Posted by Kate Weldon LeBlanc

Mayor Menino and SophieMy hometown of Boston was one of the first loves of my life. As long as I can remember, I have been passionate about the city – its sports teams, its rich diversity, its skyline, its neighborhoods, and yes, its politics. So last week's passing of Thomas Menino feels personal to me, like it does for countless other "Bostonians" – past, present, or honorary.

Tom Menino was the Mayor of Boston for 20 years, half of my life. One of the most impressive statistics is that he met over 60% of Boston residents during his tenure. A friend mused recently that this is probably an underestimate. Mayor Menino loved being at neighborhood events, from dawn to dark. The people of Boston grounded him and gave him energy. Indeed I was one of many who had the opportunity to meet the Mayor on many occasions, and I am so glad that my daughter met him also.

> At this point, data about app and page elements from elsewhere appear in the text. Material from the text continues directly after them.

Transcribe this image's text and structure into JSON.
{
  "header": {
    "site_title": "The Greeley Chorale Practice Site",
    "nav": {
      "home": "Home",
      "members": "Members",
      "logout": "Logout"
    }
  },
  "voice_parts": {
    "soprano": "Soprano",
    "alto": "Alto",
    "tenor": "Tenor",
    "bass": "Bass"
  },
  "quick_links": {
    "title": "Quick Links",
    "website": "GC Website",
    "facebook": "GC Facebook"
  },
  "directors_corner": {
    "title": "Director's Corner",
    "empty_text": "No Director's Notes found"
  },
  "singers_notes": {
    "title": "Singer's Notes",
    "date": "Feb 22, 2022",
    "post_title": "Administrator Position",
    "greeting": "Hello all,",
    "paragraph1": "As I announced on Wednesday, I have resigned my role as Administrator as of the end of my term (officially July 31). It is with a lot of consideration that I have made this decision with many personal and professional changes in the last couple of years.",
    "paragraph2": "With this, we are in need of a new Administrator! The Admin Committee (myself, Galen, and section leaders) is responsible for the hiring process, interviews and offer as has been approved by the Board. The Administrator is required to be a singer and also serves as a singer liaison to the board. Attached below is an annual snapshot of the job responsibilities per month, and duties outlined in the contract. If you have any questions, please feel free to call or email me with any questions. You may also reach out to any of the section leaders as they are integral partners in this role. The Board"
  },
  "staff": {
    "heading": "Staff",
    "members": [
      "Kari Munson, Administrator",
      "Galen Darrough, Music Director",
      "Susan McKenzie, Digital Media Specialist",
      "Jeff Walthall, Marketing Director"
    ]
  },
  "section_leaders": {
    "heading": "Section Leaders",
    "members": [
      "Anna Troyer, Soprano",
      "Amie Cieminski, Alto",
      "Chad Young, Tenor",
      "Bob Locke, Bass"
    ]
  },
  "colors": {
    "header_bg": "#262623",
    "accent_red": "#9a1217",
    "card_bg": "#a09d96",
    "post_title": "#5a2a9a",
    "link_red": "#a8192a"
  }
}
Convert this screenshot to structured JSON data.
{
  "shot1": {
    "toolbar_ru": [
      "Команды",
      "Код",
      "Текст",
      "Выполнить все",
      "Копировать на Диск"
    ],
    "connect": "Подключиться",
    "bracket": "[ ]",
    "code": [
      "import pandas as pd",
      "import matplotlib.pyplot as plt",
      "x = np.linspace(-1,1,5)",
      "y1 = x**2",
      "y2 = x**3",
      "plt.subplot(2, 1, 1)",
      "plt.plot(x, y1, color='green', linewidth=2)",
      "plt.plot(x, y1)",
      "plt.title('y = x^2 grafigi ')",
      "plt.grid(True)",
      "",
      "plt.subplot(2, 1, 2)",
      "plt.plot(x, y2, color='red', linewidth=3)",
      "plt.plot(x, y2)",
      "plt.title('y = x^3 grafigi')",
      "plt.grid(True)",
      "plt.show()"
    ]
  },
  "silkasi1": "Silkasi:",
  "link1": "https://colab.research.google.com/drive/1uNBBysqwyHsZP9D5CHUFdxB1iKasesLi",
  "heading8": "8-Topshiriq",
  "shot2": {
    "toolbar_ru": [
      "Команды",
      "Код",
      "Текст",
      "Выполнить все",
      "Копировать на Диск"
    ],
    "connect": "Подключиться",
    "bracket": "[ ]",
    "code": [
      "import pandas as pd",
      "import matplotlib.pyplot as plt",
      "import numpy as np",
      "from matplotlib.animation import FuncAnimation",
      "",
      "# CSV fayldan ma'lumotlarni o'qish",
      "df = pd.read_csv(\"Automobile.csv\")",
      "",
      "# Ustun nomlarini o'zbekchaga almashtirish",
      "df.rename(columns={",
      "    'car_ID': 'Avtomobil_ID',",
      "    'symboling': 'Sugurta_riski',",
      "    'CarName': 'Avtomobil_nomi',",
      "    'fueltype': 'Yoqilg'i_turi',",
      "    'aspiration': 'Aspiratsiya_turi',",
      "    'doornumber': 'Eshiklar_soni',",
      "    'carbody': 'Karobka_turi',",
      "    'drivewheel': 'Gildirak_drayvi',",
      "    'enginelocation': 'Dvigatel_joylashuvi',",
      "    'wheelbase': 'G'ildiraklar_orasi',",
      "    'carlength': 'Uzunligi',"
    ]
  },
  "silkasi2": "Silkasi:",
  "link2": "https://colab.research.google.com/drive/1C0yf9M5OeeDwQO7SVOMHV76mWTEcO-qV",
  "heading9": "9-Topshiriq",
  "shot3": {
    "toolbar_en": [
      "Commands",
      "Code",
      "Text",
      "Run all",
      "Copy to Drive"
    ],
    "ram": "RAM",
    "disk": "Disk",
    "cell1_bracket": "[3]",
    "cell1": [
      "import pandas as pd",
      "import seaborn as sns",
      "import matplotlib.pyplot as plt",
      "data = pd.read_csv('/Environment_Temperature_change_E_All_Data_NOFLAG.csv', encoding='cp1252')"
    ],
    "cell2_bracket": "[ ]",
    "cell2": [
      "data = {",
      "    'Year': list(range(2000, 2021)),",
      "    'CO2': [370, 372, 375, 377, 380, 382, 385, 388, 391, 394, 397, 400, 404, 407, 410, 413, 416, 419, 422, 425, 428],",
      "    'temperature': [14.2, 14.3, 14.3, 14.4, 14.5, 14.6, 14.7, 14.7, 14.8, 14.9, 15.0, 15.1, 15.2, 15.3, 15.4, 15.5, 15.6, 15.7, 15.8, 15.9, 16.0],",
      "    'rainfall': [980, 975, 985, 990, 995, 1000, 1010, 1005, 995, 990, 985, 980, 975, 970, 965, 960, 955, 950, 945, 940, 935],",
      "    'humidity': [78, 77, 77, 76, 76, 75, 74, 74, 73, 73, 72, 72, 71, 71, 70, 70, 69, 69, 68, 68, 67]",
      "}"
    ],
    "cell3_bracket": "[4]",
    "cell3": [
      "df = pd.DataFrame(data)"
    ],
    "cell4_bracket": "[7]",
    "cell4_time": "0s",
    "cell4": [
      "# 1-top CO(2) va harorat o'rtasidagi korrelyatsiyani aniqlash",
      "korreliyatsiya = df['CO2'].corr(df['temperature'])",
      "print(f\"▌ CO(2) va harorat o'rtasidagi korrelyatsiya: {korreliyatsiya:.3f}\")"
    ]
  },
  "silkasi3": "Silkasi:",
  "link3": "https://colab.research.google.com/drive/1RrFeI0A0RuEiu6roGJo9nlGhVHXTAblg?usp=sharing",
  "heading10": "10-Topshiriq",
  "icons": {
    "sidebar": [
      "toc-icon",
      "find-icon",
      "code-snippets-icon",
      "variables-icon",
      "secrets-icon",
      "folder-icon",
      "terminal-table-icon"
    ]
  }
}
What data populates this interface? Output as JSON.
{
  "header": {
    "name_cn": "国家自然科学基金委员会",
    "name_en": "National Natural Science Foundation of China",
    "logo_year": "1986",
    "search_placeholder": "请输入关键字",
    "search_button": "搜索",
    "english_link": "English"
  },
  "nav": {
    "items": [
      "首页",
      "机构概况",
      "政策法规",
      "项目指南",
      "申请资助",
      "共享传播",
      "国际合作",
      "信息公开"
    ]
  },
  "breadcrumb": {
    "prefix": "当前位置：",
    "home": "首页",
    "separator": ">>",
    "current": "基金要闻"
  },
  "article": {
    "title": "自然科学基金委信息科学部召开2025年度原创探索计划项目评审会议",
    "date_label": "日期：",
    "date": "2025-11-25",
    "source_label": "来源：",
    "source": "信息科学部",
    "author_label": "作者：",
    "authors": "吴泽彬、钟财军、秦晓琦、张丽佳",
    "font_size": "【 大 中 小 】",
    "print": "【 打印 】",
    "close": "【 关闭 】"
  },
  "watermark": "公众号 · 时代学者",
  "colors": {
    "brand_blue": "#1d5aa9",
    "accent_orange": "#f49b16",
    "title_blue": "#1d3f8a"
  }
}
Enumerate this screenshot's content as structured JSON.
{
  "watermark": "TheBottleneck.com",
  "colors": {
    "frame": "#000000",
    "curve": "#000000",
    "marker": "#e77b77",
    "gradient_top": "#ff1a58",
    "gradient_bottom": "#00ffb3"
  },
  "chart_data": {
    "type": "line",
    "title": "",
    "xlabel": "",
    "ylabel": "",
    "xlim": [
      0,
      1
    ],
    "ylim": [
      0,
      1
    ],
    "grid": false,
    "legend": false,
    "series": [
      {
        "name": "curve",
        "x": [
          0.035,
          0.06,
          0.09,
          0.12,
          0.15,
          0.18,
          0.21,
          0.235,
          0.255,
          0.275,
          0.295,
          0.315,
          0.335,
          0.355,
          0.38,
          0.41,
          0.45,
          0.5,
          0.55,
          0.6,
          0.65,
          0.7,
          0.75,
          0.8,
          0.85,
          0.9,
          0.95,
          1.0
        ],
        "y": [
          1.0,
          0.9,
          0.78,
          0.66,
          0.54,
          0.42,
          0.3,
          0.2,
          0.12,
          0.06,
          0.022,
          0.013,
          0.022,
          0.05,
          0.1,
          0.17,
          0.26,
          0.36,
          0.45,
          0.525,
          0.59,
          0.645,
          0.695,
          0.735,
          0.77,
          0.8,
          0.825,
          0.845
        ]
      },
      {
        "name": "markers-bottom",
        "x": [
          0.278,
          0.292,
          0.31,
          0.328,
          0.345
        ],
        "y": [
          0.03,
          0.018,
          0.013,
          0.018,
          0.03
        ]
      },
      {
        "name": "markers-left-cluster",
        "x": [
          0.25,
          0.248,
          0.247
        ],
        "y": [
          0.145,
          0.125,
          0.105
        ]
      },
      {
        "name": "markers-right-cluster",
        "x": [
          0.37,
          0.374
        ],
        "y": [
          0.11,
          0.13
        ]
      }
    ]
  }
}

I was fortunate to partner with him and his committed, talented staff on early childhood initiatives. He was an extraordinary leader on behalf of the youngest Bostonians. Like the Center for Early Relationship Support of JF&CS, Mayor Menino believed that you need to support babies as early as possible in their lives to make the biggest impact on their healthy development. Among many other achievements, he founded the Thrive in Five initiative. The launch of "Thrive" was held at the Boston Children's Museum. When Mayor Menino got up to speak, his voice was drowned out by the sounds of kids laughing, yelling, chatting, and running in the museum. I was nervously thinking that maybe this was not a good choice of a venue for the event, because politicians really like to be heard. But then the Mayor paused and stopped talking. During this time, all we could hear were the children. After a few moments, he spoke again. "Listen to that, the most beautiful sounds in the world. They're what it's all about." It was unscripted and heartfelt. Thank you, Mayor Menino, for always remembering what public service really is all about.

kate weldon leblancKate Weldon LeBlanc has been the associate director of CERS since August of 2009. Kate is passionate about child and family issues, particularly on building communities of support for parents. Prior to her arrival at JF&CS, she spent nearly ten years working in the departments of Child Advocacy and Government Relations at Children's Hospital Boston. She holds a BSW from Skidmore College and a MPA from UMass Boston.